I have no way of knowing, of course, if Bryan Ferry wrote this one for Jerry Hall, but I’d like to think so. If anyone makes me intrigued by the idea of romances and broken hearts, Ferry does, and if anyone makes for a muse too elevated in glamour for this world, it’s Jerry Hall. I’m not entirely immune to the tragic love story, you know, especially if by ‘tragic’ you mean being made cuckold by Mick Jagger. Most devastating thing that could happen to a man of such wealth and taste. A possible step down for Jerry, from being Bryan Ferry’s great muse to being Mick Jagger’s third or fourth best one. (As if the idea of musedom were anything but a male-gaze fantasy anyway!) Anyway, I’m way too invested in decades-old rock star romances, and I like to say that I’m fascinated by the intersection of love and creativity, but it may just be prurience.

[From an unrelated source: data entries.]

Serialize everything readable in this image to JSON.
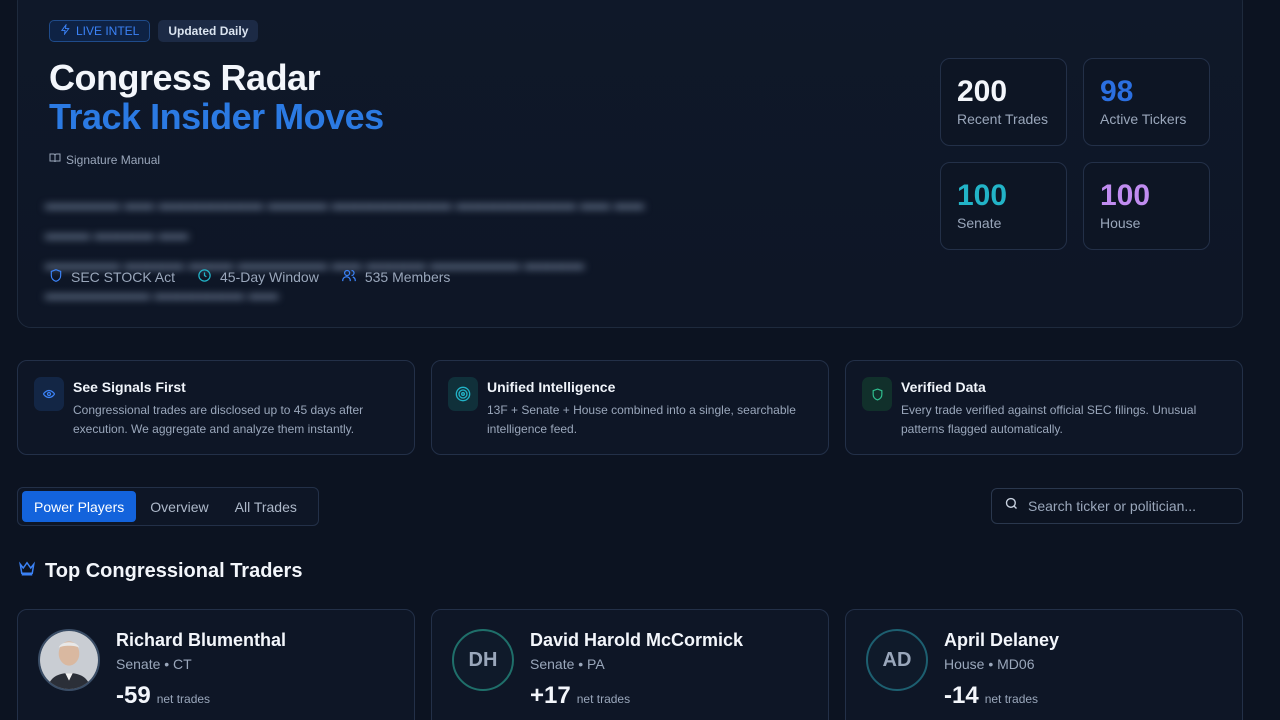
{
  "hero": {
    "badge_live": "LIVE INTEL",
    "badge_updated": "Updated Daily",
    "title": "Congress Radar",
    "subtitle": "Track Insider Moves",
    "manual_link": "Signature Manual",
    "meta": [
      "SEC STOCK Act",
      "45-Day Window",
      "535 Members"
    ]
  },
  "stats": [
    {
      "value": "200",
      "label": "Recent Trades",
      "color": "#f3f6fb"
    },
    {
      "value": "98",
      "label": "Active Tickers",
      "color": "#2b6fe0"
    },
    {
      "value": "100",
      "label": "Senate",
      "color": "#22b3c7"
    },
    {
      "value": "100",
      "label": "House",
      "color": "#c08cf0"
    }
  ],
  "features": [
    {
      "title": "See Signals First",
      "desc": "Congressional trades are disclosed up to 45 days after execution. We aggregate and analyze them instantly.",
      "icon": "eye-icon",
      "color": "#3b82f6"
    },
    {
      "title": "Unified Intelligence",
      "desc": "13F + Senate + House combined into a single, searchable intelligence feed.",
      "icon": "target-icon",
      "color": "#22b3c7"
    },
    {
      "title": "Verified Data",
      "desc": "Every trade verified against official SEC filings. Unusual patterns flagged automatically.",
      "icon": "shield-icon",
      "color": "#2fbf8f"
    }
  ],
  "tabs": [
    "Power Players",
    "Overview",
    "All Trades"
  ],
  "search": {
    "placeholder": "Search ticker or politician..."
  },
  "section": {
    "title": "Top Congressional Traders"
  },
  "traders": [
    {
      "name": "Richard Blumenthal",
      "chamber": "Senate • CT",
      "net": "-59",
      "net_label": "net trades",
      "initials": ""
    },
    {
      "name": "David Harold McCormick",
      "chamber": "Senate • PA",
      "net": "+17",
      "net_label": "net trades",
      "initials": "DH"
    },
    {
      "name": "April Delaney",
      "chamber": "House • MD06",
      "net": "-14",
      "net_label": "net trades",
      "initials": "AD"
    }
  ]
}
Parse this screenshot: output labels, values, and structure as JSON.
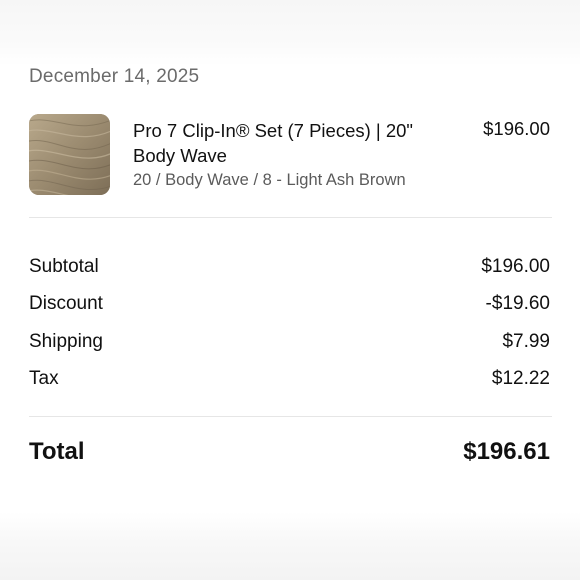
{
  "order": {
    "date": "December 14, 2025"
  },
  "item": {
    "image_icon": "hair-swatch-thumbnail",
    "name": "Pro 7 Clip-In® Set (7 Pieces) | 20\" Body Wave",
    "variant": "20 / Body Wave / 8 - Light Ash Brown",
    "price": "$196.00"
  },
  "summary": {
    "subtotal_label": "Subtotal",
    "subtotal_value": "$196.00",
    "discount_label": "Discount",
    "discount_value": "-$19.60",
    "shipping_label": "Shipping",
    "shipping_value": "$7.99",
    "tax_label": "Tax",
    "tax_value": "$12.22",
    "total_label": "Total",
    "total_value": "$196.61"
  },
  "colors": {
    "thumbnail_base": "#9a8a70",
    "secondary_text": "#6b6b6b",
    "divider": "#e6e6e6"
  }
}
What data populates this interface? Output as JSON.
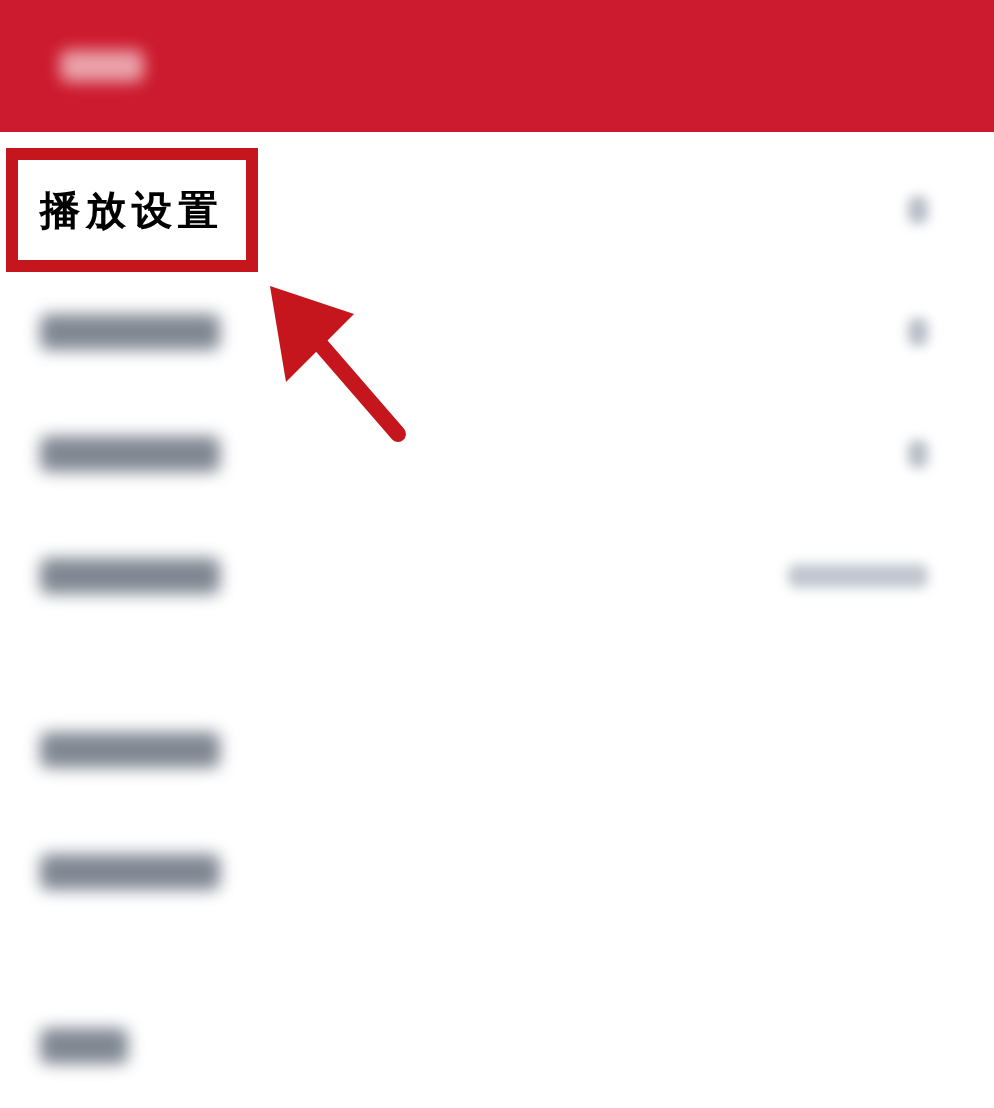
{
  "header": {
    "title_blurred": true
  },
  "groups": [
    {
      "items": [
        {
          "kind": "text",
          "label": "播放设置",
          "highlighted": true,
          "chevron": true,
          "value_blurred": false
        },
        {
          "kind": "blurred",
          "highlighted": false,
          "chevron": true,
          "value_blurred": false
        },
        {
          "kind": "blurred",
          "highlighted": false,
          "chevron": true,
          "value_blurred": false
        },
        {
          "kind": "blurred",
          "highlighted": false,
          "chevron": false,
          "value_blurred": true
        }
      ]
    },
    {
      "items": [
        {
          "kind": "blurred",
          "highlighted": false,
          "chevron": false,
          "value_blurred": false
        },
        {
          "kind": "blurred",
          "highlighted": false,
          "chevron": false,
          "value_blurred": false
        }
      ]
    },
    {
      "items": [
        {
          "kind": "blurred-short",
          "highlighted": false,
          "chevron": false,
          "value_blurred": false
        }
      ]
    }
  ]
}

Spoiler, the only face Bryan Ferry sees is his own. And what a face! But seriously though, I highly recommend this live performance. It’s nice to hear Ferry stripped of his usual lush orchestration. We all know and love the production values that are his comfort zone, but all that atmosphere doesn’t always let his voice shine through. What a voice, though! With just the croon and the piano, it’s an entirely different level. I haven’t loved Mamouna as much as some of Ferry’s other albums; a lot of the songs just feel kind of forgettable (and it inexplicably has a horse on the cover instead of the usual ornamental semi-naked woman.) Which is why I love the intimate presentation here. It makes the song so much fresher for me.